A Deer Management Article

Written by T.R. Michels


During August the bucks may be traveling to food sources together, and getting ready to shed velvet. It's time to begin clearing deer trails, shooting lanes and stand sites for the hunting season. It's also time to start your archery practice.

Social Balance and Carrying Capacity
When we are talk about ideal social conditions in deer management, the buck to doe ratio should be close to one buck to one doe (1:1). However, in areas where this type of management has not been practiced the buck to doe ratio may be as low as one buck to five does (1:5). Keeping the buck to doe ratio in balance helps increase the number of older bucks in the herd. It can also improve the social ranking, health and reproductive rate of the herd. A herd of 100 deer with a makeup of 50 percent bucks and 50 percent does will not increase by 100 percent per year, because some of the does will be too young to breed, and some too old to conceive. Even if each doe produces twins the natural mortality rate would keep the increase below 100 animals.

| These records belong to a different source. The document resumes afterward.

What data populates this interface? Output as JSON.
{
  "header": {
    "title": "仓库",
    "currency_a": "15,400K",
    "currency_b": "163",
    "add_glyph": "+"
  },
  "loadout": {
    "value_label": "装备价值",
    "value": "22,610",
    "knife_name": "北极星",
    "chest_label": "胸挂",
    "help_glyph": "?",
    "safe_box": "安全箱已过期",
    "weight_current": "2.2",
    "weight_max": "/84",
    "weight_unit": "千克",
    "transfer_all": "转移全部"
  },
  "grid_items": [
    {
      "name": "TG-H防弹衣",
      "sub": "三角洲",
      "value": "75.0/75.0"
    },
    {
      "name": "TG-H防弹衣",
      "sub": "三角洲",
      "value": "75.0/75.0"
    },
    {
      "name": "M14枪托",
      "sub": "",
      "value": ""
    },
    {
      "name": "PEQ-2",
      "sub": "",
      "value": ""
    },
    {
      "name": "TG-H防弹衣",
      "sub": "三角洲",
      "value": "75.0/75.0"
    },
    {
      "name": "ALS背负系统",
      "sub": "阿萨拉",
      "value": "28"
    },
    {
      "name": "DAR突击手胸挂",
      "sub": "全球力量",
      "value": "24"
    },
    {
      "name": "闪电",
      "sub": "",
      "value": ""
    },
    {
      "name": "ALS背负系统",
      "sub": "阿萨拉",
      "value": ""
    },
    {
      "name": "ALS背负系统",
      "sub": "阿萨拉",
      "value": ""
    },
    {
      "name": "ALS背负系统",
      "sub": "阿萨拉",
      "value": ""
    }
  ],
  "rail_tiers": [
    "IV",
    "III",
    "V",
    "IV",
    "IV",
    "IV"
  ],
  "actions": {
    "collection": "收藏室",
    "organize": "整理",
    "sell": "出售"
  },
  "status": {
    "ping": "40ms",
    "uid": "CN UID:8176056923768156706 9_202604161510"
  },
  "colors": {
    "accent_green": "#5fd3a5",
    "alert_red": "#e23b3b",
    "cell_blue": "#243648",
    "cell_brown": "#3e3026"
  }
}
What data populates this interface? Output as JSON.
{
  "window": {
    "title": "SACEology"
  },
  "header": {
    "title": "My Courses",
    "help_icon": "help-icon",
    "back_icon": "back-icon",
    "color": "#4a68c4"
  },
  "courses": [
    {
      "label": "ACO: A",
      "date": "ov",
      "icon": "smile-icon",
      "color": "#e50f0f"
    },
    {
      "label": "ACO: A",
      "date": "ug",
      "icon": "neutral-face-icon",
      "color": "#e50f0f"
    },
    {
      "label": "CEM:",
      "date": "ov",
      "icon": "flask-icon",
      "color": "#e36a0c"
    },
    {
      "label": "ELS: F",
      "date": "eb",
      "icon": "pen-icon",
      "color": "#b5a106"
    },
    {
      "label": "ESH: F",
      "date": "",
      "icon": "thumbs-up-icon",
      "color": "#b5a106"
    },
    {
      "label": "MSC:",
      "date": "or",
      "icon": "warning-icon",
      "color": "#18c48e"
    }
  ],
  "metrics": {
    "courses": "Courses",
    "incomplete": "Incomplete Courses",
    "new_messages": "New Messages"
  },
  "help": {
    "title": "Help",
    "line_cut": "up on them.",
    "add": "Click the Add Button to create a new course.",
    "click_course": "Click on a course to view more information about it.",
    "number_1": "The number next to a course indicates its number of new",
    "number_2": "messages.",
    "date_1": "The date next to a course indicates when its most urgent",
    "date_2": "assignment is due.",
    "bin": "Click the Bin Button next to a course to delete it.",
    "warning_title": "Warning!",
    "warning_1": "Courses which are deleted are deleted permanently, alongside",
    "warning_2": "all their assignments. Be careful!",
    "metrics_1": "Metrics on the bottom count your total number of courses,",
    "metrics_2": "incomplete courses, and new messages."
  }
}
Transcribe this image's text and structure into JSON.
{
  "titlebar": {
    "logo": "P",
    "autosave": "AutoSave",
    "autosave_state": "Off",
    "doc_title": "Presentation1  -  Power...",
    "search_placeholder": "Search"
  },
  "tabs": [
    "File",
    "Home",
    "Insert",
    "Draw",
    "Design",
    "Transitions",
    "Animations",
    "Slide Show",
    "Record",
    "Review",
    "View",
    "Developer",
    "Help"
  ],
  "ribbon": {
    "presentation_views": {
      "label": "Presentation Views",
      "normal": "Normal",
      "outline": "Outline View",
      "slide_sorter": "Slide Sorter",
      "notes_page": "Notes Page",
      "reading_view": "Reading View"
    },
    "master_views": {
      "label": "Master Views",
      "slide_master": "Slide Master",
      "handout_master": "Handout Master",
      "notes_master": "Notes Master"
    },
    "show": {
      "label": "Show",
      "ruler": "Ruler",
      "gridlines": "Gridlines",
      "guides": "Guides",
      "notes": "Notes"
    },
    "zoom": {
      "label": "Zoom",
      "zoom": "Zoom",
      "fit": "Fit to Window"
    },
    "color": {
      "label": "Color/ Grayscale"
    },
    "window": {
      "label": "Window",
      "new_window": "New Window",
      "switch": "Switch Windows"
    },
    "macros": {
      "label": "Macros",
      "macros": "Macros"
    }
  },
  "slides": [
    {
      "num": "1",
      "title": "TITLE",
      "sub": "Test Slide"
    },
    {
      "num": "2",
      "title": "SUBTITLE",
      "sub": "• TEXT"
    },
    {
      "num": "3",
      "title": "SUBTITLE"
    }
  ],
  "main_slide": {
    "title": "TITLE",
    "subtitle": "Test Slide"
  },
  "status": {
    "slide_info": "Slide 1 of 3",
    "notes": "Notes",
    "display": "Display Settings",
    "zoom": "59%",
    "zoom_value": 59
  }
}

If you are trying to increase the number of older bucks in the area you must remember that the habitat can only carry only so many deer, it makes no difference if they are bucks or does. The herd must also be kept in balance with the carrying capacity of the habitat, in order to keep both the habitat and the animals healthy.

Let's assume that there are 100 deer with a 50:50 male to female ratio, and the property has a carrying capacity of 150 animals. If every female produces twins, and 3/4 of the young survive the herd is now above carrying capacity of the land with 175 animals. To prevent habitat destruction and starvation up to 25 deer should be removed; either through natural mortality, predation or hunting. If half the young are male and half females, and no natural mortality or predation occurs the male to female ratio must be kept in balance by removing 12 males and 12 females the next year. This will keep the herd at carrying capacity. But, the herd should be kept below carrying capacity. By keeping the herd below capacity you insure that if a severe winter, drought or habitat destruction occurs the animals may still survive.

In many cases hunters only remove the males from the herd, which can be disastrous. If 25 bucks are removed from the herd there will be 37 males and 62 females, leaving 99 deer. Some of the bucks shot will be 1 1/2 to 3 1/2 years old, and they will never have a chance to become dominant breeding bucks. But, the real problem is that there are now 62 does that can conceivably produce 124 young with a 75 percent survival rate, increasing the herd by 93 the next year for a total of 192, with 83 bucks and 109 does. Because the herd is above carrying capacity, habitat destruction is likely to occur. If the hunters again remove only males, by taking 42 bucks, there are still 109 does instead of the original 50. If the practice of taking only bucks continues there will not be enough mature males left to ensure that all the does will be bred during the peak of the rut; some late born fawns will starve or die of exposure, and the population may crash. Even if the population doesn't suffer, the number of older bucks will decline; in order to produce more older-aged bucks some of the does must be taken each year.

If the habitat is at carrying capacity and the herd is balanced (as many hunters want it to be), equal numbers of does and bucks must be still be removed in order to keep the herd in balance with the habitat. If the herd is kept below carrying capacity there may be enough forage even if the harvest quotas are not met; if production is higher than normal; or if forage production is reduced by unforeseen circumstances. The best strategy for responsible deer management is to keep the herd below carrying capacity, and the male to female ratio as balanced as possible.